It’s official: The Seahawks have completed the deconstruction of the offensive line that tagged along for the Super Bowl XLVIII win and are in full rebuild mode.
With injured (again) Russell Okung headed to the new Super Bowl champs in Denver on a prove-it deal, the Seahawks have completely turned over their line since 2013.
While continuity is one of the hallmarks of any great line, the Seahawks have not had much of that due to injuries and inconsistent play, so they aren’t really missing anything by letting Okung and company go. None of them were worth keeping.
Breno Giacomini left after the 2013 season, getting $4.5 million a year from the Jets. After 2014, Max Unger — making $5.5 million — was traded to New Orleans and James Carpenter joined Giacomini on the Jets for almost $5 million a year. And now Okung and J.R. Sweezy are gone — Sweezy making $6.5 million a year and Okung looking at $12 million if he earns it with a good 2016.
Could the Hawks have done the Okung deal? Sure. But they didn’t want to pay $12 million a year to a player who has never played a full season. Denver reportedly will get Okung for as little as $5 million this year (and hope he is healthy enough to play), and then will have to decide whether to pick up that four-year, $48 million option.
Now the Seahawks are in full rebuild mode. After signing a couple of guys this week, they have the bodies for all five positions. But they need to do better than Garry Gilliam at left tackle, Patrick Lewis at center and Justin Britt and J’Marcus Webb at left guard and right tackle in some combo.
As it turns out, Okung going to Denver might end up helping Seattle. The Broncos are expected to release Ryan Clady, their former Pro Bowl left tackle who is coming off an ACL injury and is scheduled to make $9.5 million in 2016.
With most of the other free-agent tackles — Kelvin Beachum, Donald Penn, Jermon Bushrod — signed, the Seahawks don’t have many options for a veteran left tackle. Clady and Will Beatty are the top two free agents; but, like Okung, both have injury concerns.
Beatty is recovering from a torn pectoral muscle and rotator cuff that kept him out in 2015. He was cut by the Giants in February and is expected to be ready to work out for teams in April. Six teams reportedly asked about him at the Combine. No word on whether the Seahawks were one of those teams; but, if they weren’t interested then, they should be now.

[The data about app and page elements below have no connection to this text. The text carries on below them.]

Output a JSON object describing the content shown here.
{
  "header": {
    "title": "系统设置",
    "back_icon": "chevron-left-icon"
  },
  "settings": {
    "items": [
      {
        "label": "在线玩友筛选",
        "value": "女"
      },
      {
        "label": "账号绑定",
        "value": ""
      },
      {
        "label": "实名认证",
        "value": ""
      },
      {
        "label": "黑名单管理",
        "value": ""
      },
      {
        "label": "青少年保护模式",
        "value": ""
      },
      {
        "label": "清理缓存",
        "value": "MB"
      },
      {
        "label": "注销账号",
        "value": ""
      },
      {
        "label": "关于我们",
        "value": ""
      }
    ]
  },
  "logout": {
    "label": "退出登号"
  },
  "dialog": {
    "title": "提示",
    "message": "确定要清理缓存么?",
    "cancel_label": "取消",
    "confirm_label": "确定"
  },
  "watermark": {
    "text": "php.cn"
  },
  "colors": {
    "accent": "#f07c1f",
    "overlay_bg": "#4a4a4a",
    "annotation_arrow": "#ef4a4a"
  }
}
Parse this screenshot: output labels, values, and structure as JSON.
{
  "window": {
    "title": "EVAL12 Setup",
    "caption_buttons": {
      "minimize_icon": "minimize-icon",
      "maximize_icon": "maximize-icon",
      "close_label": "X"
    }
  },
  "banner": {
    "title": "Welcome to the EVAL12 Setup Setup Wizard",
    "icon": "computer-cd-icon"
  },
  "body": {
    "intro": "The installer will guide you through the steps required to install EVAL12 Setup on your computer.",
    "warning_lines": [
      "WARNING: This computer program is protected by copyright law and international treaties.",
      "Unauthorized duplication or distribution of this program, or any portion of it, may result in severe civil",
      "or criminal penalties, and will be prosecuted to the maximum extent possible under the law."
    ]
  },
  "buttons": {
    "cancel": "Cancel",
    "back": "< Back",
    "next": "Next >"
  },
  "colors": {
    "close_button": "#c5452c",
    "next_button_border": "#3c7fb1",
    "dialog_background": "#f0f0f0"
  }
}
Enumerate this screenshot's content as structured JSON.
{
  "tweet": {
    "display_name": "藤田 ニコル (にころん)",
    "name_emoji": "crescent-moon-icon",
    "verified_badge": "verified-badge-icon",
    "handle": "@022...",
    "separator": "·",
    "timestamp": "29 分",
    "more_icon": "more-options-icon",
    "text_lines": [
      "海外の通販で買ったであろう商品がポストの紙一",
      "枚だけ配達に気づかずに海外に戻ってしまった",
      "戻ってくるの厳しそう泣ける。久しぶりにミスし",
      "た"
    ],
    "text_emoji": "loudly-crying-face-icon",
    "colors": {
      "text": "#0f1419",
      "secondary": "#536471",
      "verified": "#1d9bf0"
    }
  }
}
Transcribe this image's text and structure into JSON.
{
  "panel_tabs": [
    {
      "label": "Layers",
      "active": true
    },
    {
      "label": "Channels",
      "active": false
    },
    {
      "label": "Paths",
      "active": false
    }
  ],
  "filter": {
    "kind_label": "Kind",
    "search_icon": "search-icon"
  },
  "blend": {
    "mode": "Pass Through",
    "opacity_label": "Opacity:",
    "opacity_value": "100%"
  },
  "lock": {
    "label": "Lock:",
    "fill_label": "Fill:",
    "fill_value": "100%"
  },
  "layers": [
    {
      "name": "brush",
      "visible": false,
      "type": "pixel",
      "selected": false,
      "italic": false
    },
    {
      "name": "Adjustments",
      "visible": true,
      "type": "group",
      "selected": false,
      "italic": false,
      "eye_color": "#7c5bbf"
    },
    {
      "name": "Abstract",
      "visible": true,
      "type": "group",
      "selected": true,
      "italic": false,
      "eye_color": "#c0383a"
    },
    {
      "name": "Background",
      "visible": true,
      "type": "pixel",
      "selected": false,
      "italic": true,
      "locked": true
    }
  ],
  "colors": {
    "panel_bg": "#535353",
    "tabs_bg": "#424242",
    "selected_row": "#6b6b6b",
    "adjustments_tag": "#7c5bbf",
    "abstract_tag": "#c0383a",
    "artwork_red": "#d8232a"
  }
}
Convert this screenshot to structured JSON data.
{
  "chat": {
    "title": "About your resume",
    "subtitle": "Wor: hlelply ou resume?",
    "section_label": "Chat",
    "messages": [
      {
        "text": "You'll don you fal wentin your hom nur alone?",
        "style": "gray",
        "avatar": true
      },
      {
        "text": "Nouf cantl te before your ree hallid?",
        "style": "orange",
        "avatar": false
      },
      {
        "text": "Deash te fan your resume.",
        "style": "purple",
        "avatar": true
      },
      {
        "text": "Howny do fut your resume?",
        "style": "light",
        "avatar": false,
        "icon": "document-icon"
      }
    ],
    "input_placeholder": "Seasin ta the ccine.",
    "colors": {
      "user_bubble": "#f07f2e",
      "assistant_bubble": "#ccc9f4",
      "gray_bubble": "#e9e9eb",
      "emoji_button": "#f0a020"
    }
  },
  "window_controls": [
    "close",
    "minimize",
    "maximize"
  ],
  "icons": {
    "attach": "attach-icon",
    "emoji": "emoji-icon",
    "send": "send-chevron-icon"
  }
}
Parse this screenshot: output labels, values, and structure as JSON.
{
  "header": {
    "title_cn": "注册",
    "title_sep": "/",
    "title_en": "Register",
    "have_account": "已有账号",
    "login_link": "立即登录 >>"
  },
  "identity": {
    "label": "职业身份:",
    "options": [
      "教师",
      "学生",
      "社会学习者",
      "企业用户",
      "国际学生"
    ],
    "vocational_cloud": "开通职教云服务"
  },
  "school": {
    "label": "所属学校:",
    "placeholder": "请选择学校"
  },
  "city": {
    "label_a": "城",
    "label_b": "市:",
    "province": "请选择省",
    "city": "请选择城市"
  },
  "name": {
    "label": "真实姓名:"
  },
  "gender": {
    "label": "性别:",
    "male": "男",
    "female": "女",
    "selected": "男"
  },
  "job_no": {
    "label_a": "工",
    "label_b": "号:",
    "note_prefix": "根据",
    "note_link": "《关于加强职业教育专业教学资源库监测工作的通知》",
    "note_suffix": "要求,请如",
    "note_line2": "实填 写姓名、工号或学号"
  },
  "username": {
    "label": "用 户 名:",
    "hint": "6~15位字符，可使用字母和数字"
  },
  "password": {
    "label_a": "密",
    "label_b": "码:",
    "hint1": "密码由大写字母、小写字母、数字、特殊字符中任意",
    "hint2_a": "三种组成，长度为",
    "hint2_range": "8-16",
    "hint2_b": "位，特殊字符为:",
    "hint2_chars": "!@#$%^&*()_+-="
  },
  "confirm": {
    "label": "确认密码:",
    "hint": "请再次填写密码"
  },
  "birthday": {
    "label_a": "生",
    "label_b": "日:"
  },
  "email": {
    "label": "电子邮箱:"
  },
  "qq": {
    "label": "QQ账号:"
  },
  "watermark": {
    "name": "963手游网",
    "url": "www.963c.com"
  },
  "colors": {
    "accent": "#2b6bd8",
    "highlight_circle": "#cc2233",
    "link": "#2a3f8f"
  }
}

With Okung now definitely gone, if Seattle had to play today, the line would look something like this: LT Gilliam, LG Britt, C Lewis, RG Mark Glowinski, RT Webb.
The Seahawks, who have $10 million to spend on free agents, are sure to add a couple more veteran linemen while also signing a linebacker and backup quarterback.
If the Seahawks are willing to gamble on Clady’s health, they could try to swing a trade — it probably wouldn’t take more than a sixth- or seventh-rounder because everyone knows Denver wants to move his big salary out. But the Hawks would have to get Clady to redo his contract, and the whole deal would hinge on the medical.
Seattle probably will just wait for him to be released. With the competition for tackles thinned out, the Seahawks probably would be bidding against some combination of Detroit, Baltimore, Houston and the New York teams. Unless one of them were willing to give Clady the same kind of option contract Okung and Beachum got, Seattle would stand a decent chance.
The Hawks reportedly offered Okung $9 million this year, but they then reportedly pulled the offer before he came to the agreement with Denver. For Clady, they probably wouldn’t pay more than $6 million on a one-year deal. Beatty probably would be even cheaper.
And a draft pick would be even cheaper yet. Okung started as a rookie in 2010, so Pete Carroll is not averse to the idea. The question is whether the Seahawks will be in position to add a left tackle who could step in and start for a Super Bowl contender. Most of the guys who are projected to be available at No. 26 appear to be more suited to right tackle (or left guard): Germain Ifedi and Tyler Decker. Or not ready for prime time: Jason Spriggs, Shon Coleman and Le’Raven Clark.
But this is considered a very good draft for offensive linemen, and the Seahawks should use three of their nine picks on the unit — including at least two of their four in the top 100.